* **Work required**
Tally the lines in the records underneath that contain the string "Mailboxes", and state the figure by itself.

* **Source material**

━━━━

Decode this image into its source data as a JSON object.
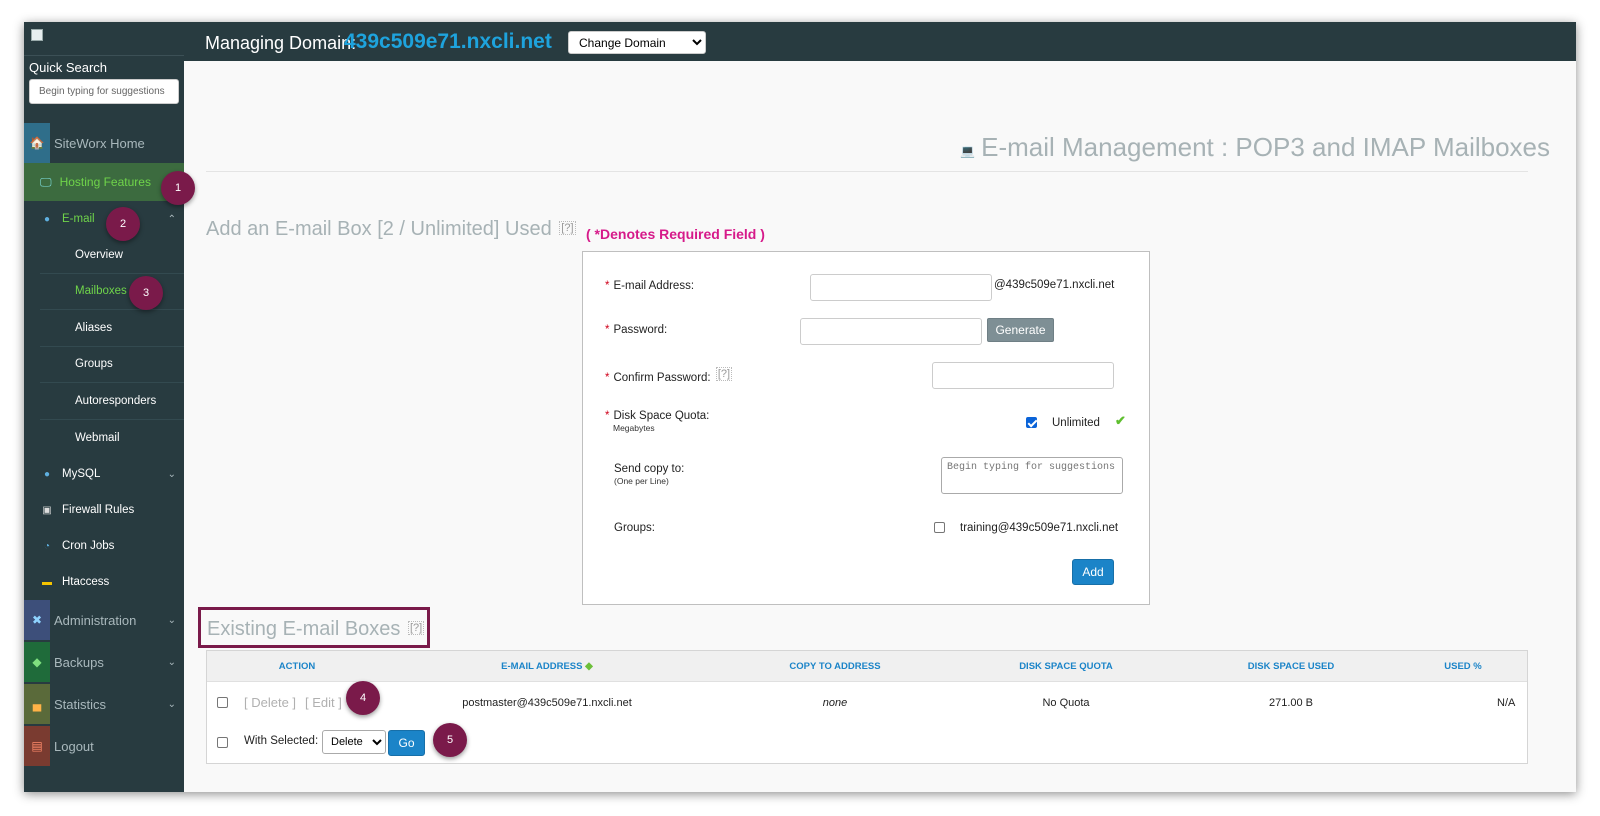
{
  "sidebar": {
    "quick_search_label": "Quick Search",
    "quick_search_placeholder": "Begin typing for suggestions",
    "items": {
      "siteworx_home": "SiteWorx Home",
      "hosting_features": "Hosting Features",
      "email": "E-mail",
      "overview": "Overview",
      "mailboxes": "Mailboxes",
      "aliases": "Aliases",
      "groups": "Groups",
      "autoresponders": "Autoresponders",
      "webmail": "Webmail",
      "mysql": "MySQL",
      "firewall_rules": "Firewall Rules",
      "cron_jobs": "Cron Jobs",
      "htaccess": "Htaccess",
      "administration": "Administration",
      "backups": "Backups",
      "statistics": "Statistics",
      "logout": "Logout"
    }
  },
  "header": {
    "managing_label": "Managing Domain:",
    "domain": "439c509e71.nxcli.net",
    "change_domain_option": "Change Domain"
  },
  "page": {
    "title": "E-mail Management : POP3 and IMAP Mailboxes",
    "add_title": "Add an E-mail Box [2 / Unlimited] Used",
    "help_mark": "[?]",
    "required_note": "( *Denotes Required Field )"
  },
  "form": {
    "email_label": "E-mail Address:",
    "email_suffix": "@439c509e71.nxcli.net",
    "password_label": "Password:",
    "generate_label": "Generate",
    "confirm_label": "Confirm Password:",
    "quota_label": "Disk Space Quota:",
    "quota_unit": "Megabytes",
    "unlimited_label": "Unlimited",
    "copy_label": "Send copy to:",
    "copy_sub": "(One per Line)",
    "copy_placeholder": "Begin typing for suggestions",
    "groups_label": "Groups:",
    "group_option": "training@439c509e71.nxcli.net",
    "add_label": "Add",
    "required_star": "*"
  },
  "existing": {
    "title": "Existing E-mail Boxes",
    "columns": [
      "ACTION",
      "E-MAIL ADDRESS",
      "COPY TO ADDRESS",
      "DISK SPACE QUOTA",
      "DISK SPACE USED",
      "USED %"
    ],
    "rows": [
      {
        "delete": "[ Delete ]",
        "edit": "[ Edit ]",
        "email": "postmaster@439c509e71.nxcli.net",
        "copy_to": "none",
        "quota": "No Quota",
        "used": "271.00 B",
        "used_pct": "N/A"
      }
    ],
    "with_selected_label": "With Selected:",
    "bulk_option": "Delete",
    "go_label": "Go"
  },
  "callouts": [
    "1",
    "2",
    "3",
    "4",
    "5"
  ],
  "colors": {
    "sidebar_bg": "#283b40",
    "accent_blue": "#1ea3dd",
    "active_green": "#6fd44a",
    "callout": "#7a1a4a",
    "required": "#d61a8a"
  }
}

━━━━

* **Expected output**
2